Fascist-in-training Rolfe is a telegram delivery boy who flirts with Liesl. He seems like a nice enough boy at first, and it looks like he and Liesl are headed toward hot and heavy romance. In the charming duet "Sixteen Going on Seventeen," he offers to share with Liesl his worldly advice on matters of love.
ROLF: You are sixteen going on seventeen.
Fellows will fall in line.
Eager young lads and roués and cads
Will offer you food and wine.
Totally unprepared are you
To face a world of men.
Timid and shy and scared are you
Of things beyond your ken
You need someone older and wiser
Telling you what to do.
I am seventeen going on eighteen.
I'll take care of you.
It doesn't seem to matter to Rolfe that he's only a year older than Liesl. Maybe this is a subtle warning that he thinks a little too highly of himself and might be susceptible to people who make him seem powerful. Sure enough, his interest in Liesl goes on the back burner after the Germans invade and he becomes involved in "more important matters"—that is, being a loyal assistant to the local Nazi party.
LIESL: Rolfe! I'm so glad to see you. It's been so—
ROLF: Good afternoon. Give this to your father as soon as he's home.
LIESL: He's on his honeymoon.
ROLF: I know.
LIESL: You do?
ROLF: We make it our business to know all.
LIESL: Who's "we"?
ROLF: See that he gets it. […] It's a telegram from Berlin.
LIESL: Don't you want to deliver it yourself?
ROLF: I'm occupied with more important matters. And your father had better be too.
Captain von Trapp refuses to believe that Rolfe has gone completely over to the dark side. When Rolfe comes upon the von Trapps hiding in the abbey, the captain tries to convince him to run away with them, insisting that Rolfe isn't really like them.
And it turns out, the captain is right… kind of. Even though Rolfe threatens to shoot the captain, he doesn't. In fact, he lets the captain get close enough to disarm him.

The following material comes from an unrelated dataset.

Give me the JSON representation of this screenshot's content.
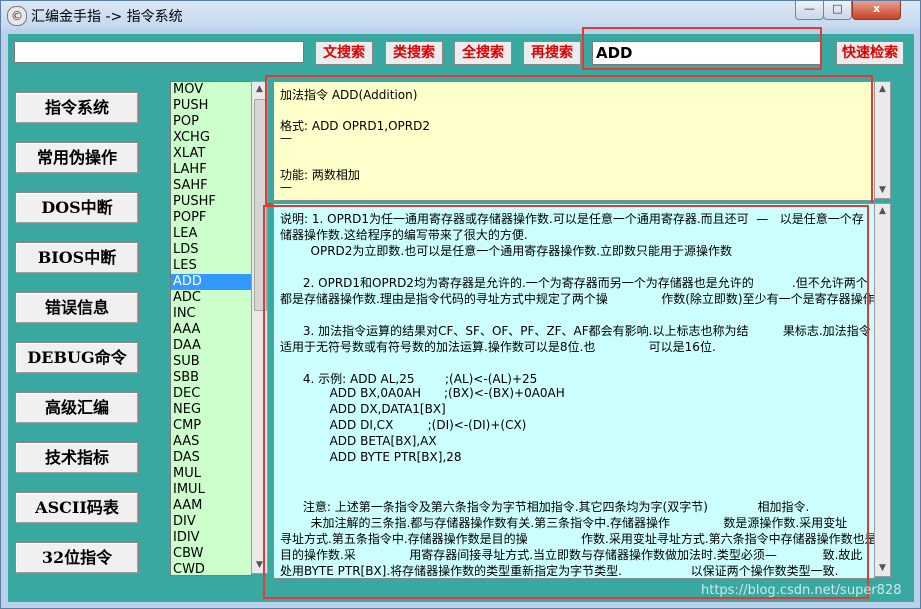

He's clearly scared, far from the hardened Nazi soldier he's pretending to be. He even lets Maria and the children go. You can practically see the angel and devil on each shoulder.
However, the captain ticks him off when he says that Rolfe will "never be one of them," and he alerts the rest of the search party that he's found the von Trapps. When he blows his whistle, it's the scariest sound in the whole movie.
Being allied with the Nazis is now giving Rolfe the sense of manliness and authority that he seemed to need back when he was courting Liesl and sang that she needed "someone older and wiser, telling [her] what to do."
We're not sure what we're supposed to think of Rolfe's fate. Since he went from bossing around teen girls to joining the Nazis to feel like a man, it doesn't look like he's going to end up in a great place.
Our verdict? Worst. Boyfriend. Ever.